Tessie Hutchinson, the major character in the story, is wife of Mr. Bill Hutchinson and also a mother of three siblings and a married daughter. Jackson presents Mrs. Hutchinson as a strong rebellious character. Mrs. Hutchinson plays two different roles in this story. She is excitedly participating in the lottery ceremony at the beginning but her character shifts when her husband picks the winning lottery of death for their family. Mrs. Hutchinson is presented as a blind follower of old tradition, a strong rebellious character and a selfish and careless person in the society.
It shows how cruel a town can be in protecting their tradition and rituals and how not even friendship matters. The second, being found in a collection of 50 short stories found after Jackson's death, shows how quickly a wife of many years can turn on her husband without warning. Both stories contained strong imagery and foreshadowing events leading up to the climax. "The Lottery" was written shortly after World War II, however it is unknown as to when Jackson wrote "What A Thought". "The Lottery" and "What A Thought" follow Shirley Jackson's usual scheme of shock value.
The author uses these names to foretell the winner’s prize, a vicious stoning from the villagers. The objects in the story represent spiritual and figurative meanings to the lottery. “Bobby Martin had already stuffed his pockets full of stones, and ... ... middle of paper ... ...d the setting. “The Lottery” remains applicable in our culture today. The story in of itself epitomizes tradition, the undisputed traditions that survive not just in the culture of “The Lottery.” “The Lottery” strongly demonstrates the collective mindset of Mr. Hutchinson and the rest of the villagers who contributed in the stoning of his own wife.
Hutchinson said, and the people near her laugh” (142). Jackson manipulates her reader at this point by making us believe that Mrs. Hutchinson is all for the lottery. Interestingly, we come to find that other women in the town have similar behaviors as hers, “’There goes my old man,’ Mrs. Delacroix said” (142). Despite the fact that there are minor differences in their words of Tessie and Mrs. Delacroix, it becomes evident that their anxieties are of the same essence.
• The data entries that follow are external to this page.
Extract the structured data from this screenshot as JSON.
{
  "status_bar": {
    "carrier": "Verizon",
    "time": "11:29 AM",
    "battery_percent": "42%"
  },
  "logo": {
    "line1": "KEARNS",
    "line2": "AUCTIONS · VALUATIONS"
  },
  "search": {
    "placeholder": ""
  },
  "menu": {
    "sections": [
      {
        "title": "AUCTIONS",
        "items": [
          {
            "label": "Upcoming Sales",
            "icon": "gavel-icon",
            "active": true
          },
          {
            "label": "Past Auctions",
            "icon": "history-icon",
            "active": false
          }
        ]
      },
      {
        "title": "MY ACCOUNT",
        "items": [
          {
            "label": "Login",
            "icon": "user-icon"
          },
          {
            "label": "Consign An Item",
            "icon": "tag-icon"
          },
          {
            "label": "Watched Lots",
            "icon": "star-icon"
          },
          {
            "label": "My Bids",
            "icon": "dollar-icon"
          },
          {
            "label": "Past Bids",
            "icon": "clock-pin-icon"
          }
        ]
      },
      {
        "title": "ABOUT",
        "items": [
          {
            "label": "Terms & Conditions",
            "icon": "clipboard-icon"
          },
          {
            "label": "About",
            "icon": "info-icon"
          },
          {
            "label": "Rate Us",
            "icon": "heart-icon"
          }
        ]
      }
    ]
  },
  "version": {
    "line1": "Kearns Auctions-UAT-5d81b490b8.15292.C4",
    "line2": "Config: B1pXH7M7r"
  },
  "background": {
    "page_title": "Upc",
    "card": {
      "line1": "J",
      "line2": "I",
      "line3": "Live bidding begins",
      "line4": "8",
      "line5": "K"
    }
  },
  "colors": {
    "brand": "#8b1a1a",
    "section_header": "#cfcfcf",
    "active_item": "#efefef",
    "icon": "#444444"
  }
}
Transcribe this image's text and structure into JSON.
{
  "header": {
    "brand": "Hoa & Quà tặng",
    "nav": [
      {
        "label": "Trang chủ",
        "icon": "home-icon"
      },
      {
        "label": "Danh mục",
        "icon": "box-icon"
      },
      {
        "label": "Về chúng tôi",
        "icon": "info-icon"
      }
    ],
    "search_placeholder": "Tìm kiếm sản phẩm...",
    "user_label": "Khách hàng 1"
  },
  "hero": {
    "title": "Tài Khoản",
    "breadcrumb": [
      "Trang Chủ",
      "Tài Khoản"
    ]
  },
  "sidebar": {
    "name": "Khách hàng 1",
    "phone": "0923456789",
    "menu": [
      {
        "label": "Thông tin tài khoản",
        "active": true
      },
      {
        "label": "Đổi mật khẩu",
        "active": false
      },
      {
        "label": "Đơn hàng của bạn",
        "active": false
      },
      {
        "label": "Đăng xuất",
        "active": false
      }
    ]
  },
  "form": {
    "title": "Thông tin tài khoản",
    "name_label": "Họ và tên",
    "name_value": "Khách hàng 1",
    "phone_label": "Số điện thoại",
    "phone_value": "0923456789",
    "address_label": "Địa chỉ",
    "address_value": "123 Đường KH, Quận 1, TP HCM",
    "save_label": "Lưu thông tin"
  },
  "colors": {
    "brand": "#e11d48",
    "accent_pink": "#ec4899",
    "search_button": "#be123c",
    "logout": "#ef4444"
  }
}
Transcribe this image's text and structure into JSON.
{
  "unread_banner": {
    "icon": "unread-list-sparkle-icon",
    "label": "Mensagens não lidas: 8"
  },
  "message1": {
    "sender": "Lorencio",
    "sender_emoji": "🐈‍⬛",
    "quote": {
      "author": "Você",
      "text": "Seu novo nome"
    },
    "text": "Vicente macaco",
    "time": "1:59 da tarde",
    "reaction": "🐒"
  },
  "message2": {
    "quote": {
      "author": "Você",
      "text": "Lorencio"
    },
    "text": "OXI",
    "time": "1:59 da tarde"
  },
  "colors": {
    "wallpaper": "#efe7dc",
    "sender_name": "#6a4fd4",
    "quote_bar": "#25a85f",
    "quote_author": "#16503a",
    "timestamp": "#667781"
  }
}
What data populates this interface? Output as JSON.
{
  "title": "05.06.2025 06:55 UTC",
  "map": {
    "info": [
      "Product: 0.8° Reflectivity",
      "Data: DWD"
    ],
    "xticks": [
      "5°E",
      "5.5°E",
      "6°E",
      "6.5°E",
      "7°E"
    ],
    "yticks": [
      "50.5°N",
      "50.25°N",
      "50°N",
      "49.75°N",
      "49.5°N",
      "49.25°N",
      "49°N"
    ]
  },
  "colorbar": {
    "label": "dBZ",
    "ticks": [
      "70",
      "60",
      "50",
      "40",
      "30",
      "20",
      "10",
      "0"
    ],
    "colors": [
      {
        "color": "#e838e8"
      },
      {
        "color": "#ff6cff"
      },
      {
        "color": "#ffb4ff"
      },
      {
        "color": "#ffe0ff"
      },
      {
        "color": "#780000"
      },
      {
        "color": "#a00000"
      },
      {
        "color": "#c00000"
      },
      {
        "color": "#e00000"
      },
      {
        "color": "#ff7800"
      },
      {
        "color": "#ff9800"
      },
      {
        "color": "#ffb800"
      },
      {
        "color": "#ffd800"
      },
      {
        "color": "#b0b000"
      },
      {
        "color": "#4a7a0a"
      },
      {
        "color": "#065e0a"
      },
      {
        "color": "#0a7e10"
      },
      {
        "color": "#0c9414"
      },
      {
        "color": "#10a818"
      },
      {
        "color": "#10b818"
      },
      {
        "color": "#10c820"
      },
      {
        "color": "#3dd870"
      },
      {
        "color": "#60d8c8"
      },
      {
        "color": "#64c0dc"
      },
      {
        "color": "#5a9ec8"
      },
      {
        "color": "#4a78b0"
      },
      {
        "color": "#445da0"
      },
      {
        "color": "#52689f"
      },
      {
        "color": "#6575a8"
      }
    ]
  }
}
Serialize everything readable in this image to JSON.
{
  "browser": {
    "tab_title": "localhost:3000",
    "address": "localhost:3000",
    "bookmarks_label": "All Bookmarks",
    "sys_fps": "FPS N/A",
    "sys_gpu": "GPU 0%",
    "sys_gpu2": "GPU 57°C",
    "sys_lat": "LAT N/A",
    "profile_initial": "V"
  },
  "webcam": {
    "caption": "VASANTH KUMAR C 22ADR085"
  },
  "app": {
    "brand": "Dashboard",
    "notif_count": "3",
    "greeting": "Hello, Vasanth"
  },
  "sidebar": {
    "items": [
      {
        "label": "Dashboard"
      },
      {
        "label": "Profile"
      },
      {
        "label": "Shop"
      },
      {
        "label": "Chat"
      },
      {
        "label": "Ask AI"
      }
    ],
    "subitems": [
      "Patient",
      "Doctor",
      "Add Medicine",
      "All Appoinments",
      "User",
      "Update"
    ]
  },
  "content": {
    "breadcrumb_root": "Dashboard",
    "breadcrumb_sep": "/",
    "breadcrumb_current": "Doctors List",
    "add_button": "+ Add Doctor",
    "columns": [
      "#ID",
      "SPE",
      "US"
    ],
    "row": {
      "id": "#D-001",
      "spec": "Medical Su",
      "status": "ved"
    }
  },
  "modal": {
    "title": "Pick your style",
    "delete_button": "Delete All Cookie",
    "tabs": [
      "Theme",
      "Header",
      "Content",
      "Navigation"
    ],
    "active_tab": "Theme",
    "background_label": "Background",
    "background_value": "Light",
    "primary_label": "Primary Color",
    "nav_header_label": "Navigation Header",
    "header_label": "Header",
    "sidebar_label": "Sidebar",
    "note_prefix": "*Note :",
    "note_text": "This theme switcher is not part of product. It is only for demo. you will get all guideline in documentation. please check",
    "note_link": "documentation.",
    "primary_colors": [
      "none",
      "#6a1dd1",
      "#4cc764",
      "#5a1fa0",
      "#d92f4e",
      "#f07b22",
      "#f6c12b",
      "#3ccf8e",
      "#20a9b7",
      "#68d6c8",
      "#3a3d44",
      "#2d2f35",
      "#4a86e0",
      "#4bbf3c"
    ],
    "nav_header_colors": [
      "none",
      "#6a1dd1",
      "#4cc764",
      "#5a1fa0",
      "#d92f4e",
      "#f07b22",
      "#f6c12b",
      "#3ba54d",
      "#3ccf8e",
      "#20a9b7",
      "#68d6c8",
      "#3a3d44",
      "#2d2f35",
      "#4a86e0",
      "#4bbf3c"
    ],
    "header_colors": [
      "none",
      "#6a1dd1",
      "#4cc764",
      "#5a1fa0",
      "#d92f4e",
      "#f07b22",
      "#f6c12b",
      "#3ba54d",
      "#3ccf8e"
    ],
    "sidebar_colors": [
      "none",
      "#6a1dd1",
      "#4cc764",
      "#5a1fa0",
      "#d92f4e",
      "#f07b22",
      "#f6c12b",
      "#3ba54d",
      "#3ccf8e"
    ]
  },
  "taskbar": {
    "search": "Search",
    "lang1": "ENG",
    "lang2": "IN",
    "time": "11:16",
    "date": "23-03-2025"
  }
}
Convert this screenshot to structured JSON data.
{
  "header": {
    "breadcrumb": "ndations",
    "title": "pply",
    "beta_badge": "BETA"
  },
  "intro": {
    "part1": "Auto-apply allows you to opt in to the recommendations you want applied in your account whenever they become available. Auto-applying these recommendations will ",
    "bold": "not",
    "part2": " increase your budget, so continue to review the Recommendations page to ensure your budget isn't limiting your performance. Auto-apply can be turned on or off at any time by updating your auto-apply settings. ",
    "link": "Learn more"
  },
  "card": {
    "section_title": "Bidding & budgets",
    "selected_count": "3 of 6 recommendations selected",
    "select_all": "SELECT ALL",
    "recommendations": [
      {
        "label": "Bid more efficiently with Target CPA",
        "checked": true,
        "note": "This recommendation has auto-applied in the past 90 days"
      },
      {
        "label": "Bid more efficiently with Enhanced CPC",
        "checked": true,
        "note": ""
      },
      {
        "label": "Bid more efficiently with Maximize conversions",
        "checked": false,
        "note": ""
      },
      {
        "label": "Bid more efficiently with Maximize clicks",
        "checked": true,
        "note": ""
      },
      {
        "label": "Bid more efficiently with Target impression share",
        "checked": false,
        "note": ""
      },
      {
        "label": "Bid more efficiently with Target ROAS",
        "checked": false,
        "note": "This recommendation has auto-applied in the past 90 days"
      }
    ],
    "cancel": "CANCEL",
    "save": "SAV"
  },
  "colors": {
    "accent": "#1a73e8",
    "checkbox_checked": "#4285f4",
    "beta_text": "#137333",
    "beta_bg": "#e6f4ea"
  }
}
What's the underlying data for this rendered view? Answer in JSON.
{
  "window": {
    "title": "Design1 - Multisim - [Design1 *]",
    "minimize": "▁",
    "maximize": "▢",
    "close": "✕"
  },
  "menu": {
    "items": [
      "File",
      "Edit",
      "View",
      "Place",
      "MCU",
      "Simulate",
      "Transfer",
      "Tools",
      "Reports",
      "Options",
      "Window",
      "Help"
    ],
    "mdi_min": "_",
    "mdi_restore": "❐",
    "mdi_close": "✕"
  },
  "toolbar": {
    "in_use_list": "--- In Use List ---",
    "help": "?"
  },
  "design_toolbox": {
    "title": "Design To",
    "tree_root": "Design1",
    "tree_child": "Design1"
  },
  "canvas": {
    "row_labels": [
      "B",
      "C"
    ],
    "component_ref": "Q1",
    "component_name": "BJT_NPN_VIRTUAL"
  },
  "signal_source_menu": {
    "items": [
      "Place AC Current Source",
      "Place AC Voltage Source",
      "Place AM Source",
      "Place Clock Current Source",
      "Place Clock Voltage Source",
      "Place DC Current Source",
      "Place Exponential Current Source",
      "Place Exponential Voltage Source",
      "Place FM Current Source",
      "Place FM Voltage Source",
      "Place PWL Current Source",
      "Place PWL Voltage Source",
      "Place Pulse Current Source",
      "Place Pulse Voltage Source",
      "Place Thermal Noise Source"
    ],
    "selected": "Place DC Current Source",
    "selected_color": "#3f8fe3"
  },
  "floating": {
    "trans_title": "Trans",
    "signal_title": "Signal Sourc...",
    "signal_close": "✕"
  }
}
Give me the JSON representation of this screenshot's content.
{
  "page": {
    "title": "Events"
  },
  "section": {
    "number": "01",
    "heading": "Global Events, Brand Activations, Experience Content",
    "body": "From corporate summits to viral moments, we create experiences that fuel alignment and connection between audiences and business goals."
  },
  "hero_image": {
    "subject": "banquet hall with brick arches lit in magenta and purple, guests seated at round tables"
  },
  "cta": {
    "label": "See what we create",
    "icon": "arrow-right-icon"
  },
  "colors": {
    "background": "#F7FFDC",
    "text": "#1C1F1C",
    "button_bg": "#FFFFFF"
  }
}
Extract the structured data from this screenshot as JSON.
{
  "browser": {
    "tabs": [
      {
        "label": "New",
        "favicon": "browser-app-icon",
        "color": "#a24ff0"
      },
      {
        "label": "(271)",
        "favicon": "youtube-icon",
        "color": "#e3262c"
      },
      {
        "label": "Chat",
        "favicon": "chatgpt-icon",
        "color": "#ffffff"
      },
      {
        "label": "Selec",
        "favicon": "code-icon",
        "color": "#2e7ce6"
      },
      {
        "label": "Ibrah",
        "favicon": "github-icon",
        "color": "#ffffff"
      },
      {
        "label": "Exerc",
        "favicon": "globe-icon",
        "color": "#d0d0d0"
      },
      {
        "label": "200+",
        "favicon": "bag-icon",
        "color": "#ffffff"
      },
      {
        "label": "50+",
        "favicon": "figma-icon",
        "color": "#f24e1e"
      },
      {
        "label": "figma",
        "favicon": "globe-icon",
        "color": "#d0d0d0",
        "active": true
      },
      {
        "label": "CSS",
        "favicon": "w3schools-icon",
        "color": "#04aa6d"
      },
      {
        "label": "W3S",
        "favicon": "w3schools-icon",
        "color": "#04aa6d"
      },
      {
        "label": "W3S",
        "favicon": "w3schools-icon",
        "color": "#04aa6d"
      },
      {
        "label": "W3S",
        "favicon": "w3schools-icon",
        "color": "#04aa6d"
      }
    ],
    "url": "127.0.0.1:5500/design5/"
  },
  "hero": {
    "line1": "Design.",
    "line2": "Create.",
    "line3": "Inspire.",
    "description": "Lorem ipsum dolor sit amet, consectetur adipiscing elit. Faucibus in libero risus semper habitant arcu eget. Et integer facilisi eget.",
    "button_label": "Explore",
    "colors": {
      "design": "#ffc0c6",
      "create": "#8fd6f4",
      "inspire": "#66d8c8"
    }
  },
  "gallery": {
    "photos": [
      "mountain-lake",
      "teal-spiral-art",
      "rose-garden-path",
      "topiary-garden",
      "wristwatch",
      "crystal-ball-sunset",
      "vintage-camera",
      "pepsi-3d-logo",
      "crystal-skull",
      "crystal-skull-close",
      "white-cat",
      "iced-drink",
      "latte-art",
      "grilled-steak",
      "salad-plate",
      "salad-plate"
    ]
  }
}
Now, as the story progresses and the lottery begins it becomes more difficult to compare Mrs. Hutchinson to other people in the town after the first round where her family wins the lottery.